Steve Bruce enjoyed prolonged support from Salut! Sunderland, not from every one of its writers but from the two most closely associated with it. We showed patience and understanding; we also set a deadline. It was reached with Sunderland AFC in a calamitous position, contrary to what Bruce argues now while claiming with more reason that the squad doing so well under Martin O’Neill is his squad. His retreat in recent weeks into autowhinge mode is presumably designed to boost the cv; it has begun to seem unedifying and absurd. Pete Sixsmith makes a similar point in his own way …
I have often been asked “Doctor, what are the classic symptoms of depression and the first signs of descent into madness?” My answer to that is that the beginnings of madness is when the patient goes into denial, begins to blame all those around them for things that have gone wrong and refuses to accept that any personal responsibility.

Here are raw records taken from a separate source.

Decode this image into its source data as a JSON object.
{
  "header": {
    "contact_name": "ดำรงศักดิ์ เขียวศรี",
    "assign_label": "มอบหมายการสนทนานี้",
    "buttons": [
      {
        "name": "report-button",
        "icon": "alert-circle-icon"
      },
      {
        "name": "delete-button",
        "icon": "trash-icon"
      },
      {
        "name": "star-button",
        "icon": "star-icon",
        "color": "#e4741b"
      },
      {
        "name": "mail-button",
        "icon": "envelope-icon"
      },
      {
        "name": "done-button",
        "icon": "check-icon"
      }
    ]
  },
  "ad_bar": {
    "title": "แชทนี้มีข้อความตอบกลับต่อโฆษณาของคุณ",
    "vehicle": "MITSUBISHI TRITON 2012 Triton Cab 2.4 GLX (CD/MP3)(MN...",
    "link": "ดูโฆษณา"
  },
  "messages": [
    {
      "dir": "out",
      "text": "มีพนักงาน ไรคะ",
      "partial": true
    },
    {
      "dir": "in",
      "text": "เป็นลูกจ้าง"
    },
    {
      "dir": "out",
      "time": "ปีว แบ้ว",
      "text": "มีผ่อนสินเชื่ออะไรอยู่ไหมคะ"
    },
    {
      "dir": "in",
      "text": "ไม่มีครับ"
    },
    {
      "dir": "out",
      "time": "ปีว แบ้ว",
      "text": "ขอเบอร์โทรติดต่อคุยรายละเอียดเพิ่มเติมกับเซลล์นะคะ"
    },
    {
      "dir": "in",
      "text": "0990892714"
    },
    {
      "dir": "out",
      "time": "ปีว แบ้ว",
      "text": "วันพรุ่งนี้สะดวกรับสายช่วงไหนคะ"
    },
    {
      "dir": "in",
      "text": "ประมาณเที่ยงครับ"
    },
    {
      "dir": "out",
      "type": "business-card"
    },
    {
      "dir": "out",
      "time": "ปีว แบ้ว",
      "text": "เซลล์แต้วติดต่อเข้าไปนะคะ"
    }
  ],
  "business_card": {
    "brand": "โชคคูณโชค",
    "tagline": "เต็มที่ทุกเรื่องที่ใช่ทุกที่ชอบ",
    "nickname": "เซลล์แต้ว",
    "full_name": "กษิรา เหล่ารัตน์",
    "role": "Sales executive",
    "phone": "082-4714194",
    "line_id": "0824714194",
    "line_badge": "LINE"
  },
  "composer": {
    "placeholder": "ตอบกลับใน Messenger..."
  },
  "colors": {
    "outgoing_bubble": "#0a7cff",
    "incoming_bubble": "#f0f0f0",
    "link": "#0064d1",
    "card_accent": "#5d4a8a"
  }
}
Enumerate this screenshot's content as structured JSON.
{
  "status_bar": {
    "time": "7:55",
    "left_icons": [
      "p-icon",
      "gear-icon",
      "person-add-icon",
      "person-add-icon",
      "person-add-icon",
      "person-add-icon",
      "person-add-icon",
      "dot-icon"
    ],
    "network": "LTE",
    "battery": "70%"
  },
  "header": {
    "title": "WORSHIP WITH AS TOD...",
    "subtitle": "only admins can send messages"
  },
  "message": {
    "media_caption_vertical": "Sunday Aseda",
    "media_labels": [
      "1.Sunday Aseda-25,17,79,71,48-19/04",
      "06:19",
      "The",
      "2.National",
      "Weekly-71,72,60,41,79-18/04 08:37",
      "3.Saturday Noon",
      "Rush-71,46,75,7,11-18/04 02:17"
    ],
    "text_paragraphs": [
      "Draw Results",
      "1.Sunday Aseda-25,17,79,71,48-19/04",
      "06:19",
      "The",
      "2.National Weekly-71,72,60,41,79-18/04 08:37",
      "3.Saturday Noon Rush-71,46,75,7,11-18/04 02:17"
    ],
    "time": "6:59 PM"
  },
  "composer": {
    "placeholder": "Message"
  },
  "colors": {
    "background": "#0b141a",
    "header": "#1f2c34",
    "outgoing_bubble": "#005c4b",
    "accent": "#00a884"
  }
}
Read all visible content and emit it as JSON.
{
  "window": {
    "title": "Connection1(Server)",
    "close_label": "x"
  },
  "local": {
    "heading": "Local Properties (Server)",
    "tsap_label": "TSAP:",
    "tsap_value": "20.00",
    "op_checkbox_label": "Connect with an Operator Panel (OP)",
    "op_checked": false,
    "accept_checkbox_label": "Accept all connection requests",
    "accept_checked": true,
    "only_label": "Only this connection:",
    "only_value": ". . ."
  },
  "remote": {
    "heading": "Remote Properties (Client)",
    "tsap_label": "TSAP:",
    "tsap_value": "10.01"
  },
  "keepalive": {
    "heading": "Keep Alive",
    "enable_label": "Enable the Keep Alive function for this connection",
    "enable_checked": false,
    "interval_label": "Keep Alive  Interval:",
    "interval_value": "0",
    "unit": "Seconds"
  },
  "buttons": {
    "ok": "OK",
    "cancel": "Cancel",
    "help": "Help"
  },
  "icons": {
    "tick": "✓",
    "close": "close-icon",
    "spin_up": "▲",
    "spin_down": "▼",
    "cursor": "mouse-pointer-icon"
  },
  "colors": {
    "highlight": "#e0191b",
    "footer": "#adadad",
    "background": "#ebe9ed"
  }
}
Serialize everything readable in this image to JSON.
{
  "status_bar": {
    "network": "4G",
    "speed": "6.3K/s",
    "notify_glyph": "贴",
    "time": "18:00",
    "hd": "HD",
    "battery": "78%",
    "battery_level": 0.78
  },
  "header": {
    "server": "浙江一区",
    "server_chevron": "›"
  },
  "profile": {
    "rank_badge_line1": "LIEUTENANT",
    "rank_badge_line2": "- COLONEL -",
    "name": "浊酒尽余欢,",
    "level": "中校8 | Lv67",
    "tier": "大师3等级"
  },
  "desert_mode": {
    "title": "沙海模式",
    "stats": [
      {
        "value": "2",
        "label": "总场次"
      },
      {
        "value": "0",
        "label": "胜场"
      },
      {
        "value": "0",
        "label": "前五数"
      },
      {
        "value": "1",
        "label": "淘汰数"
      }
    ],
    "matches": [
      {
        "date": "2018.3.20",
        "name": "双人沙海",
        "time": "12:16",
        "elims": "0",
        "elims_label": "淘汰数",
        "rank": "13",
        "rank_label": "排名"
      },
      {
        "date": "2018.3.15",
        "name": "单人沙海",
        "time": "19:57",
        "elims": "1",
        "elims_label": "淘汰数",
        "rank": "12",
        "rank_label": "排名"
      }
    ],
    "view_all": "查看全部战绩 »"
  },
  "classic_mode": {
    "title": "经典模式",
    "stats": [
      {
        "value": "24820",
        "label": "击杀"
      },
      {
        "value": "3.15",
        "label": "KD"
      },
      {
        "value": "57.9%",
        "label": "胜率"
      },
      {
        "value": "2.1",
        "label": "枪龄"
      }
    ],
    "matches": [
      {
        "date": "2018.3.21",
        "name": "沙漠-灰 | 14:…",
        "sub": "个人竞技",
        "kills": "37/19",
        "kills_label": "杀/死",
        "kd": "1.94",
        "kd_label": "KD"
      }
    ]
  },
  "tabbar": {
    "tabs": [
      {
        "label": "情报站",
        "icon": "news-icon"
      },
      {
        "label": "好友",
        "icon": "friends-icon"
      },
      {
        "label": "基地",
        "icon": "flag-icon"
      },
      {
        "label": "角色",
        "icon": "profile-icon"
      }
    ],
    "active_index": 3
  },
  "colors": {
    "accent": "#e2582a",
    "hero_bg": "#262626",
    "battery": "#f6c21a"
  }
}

Take a patient I know well. He had a high-pressure, highly paid job at a much loved institution in the North East of England. He started the job well, having replaced – if we overlook the caretaker phase – a moody and unpredictable predecessor and he seemed like a breath of fresh air.
Those underneath him were inspired by his leadership and despite a falling off in performance levels, he was popular with work mates, shareholders and those who took an interest in his employers.
As time moved on, it was becoming apparent to those who followed the company that all was not going as swimmingly as it had been. Top employees were leaving, either permanently or temporarily, and the mood around the workplace was changing to sullen resentment and general unhappiness with Carisoprodol online pills. Action needed to be taken.
The owners of the institution decided that the patient was no longer fulfilling his early potential and that a change was necessary. Some shareholders had been vociferous in their criticism, drawing attention to his girth and his roots, but most had attended meetings (held every other Saturday) and had silently shaken their heads at some of the bizarre decisions that the patient had made.
The change was made and a charismatic Irishman arrived to transform the company’s fortunes, using the raw materials that the patient had left behind, but using them properly and making sure that pegs were firmly fitted into holes.
After a spell of silence (welcomed by most of the shareholders), the Cialis pharmacy patient then decided that he had to justify himself and here we see the classic signs of self-denial.
The many things that had gone wrong were not his fault; he had been badly misjudged by the shareholders; his successor’s success was mainly due to him and the hard work that he had put in before his departure.
Classic self-denial as you can see. The shareholders who insulted him were, in his mind, the prime reason for the decline of the company while he was in charge. The insults were seen as unfair because, in his own words, “he could not help where he was born” and it had placed a strain on his social life, restricting his visits to the pub on the housing estate where he lived.
He found a sympathetic ear amongst some in his peer group who, aware that they could be next, were quite willing to tell him what he wanted to hear. Another group, closely attached to the patient’s profession, were also willing to listen to him and broadcast his complaints about the way that the shareholders had treated him was grossly unfair.
The measured response of many shareholders was that the patient had brought much of this on himself and that, although he brought some excellent new machinery to the company, he had either used it wrongly or not at all. Some were not that complimentary.
So, as the patient emerges from the depression brought on by losing a job that appeared to be too much for him, he is refusing to face up to the fact that, although he quite clearly is a Tynesider of considerable build, he lost his job because he showed that he wasn’t particularly good at it.
Continued denial will lead to the patient finding it harder and harder to get a worthwhile job. He was rejected for one in the Midlands and his dream job on Tyneside is not likely to become vacant for a while. He needs to keep taking the tablets and return to a darkened room – preferably for a long time.